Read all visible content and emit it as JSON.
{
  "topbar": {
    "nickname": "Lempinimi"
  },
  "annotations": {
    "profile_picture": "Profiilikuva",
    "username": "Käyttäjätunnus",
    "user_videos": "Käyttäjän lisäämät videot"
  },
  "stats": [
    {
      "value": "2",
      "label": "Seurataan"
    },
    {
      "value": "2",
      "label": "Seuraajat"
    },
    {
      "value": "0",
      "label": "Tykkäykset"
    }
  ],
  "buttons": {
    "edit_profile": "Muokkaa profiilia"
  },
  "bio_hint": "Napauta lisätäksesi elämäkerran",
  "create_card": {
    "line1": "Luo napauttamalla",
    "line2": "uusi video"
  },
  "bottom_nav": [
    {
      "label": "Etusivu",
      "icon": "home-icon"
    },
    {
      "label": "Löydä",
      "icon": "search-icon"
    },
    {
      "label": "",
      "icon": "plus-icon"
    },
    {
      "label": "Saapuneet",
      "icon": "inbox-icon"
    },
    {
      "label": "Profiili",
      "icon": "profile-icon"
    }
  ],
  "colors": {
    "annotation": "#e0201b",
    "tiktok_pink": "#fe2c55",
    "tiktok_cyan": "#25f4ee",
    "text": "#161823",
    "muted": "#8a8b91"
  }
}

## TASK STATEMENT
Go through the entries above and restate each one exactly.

## SOLUTION FOR THIS PROBLEM
Read all visible content and emit it as JSON.
{
  "topbar": {
    "nickname": "Lempinimi"
  },
  "annotations": {
    "profile_picture": "Profiilikuva",
    "username": "Käyttäjätunnus",
    "user_videos": "Käyttäjän lisäämät videot"
  },
  "stats": [
    {
      "value": "2",
      "label": "Seurataan"
    },
    {
      "value": "2",
      "label": "Seuraajat"
    },
    {
      "value": "0",
      "label": "Tykkäykset"
    }
  ],
  "buttons": {
    "edit_profile": "Muokkaa profiilia"
  },
  "bio_hint": "Napauta lisätäksesi elämäkerran",
  "create_card": {
    "line1": "Luo napauttamalla",
    "line2": "uusi video"
  },
  "bottom_nav": [
    {
      "label": "Etusivu",
      "icon": "home-icon"
    },
    {
      "label": "Löydä",
      "icon": "search-icon"
    },
    {
      "label": "",
      "icon": "plus-icon"
    },
    {
      "label": "Saapuneet",
      "icon": "inbox-icon"
    },
    {
      "label": "Profiili",
      "icon": "profile-icon"
    }
  ],
  "colors": {
    "annotation": "#e0201b",
    "tiktok_pink": "#fe2c55",
    "tiktok_cyan": "#25f4ee",
    "text": "#161823",
    "muted": "#8a8b91"
  }
}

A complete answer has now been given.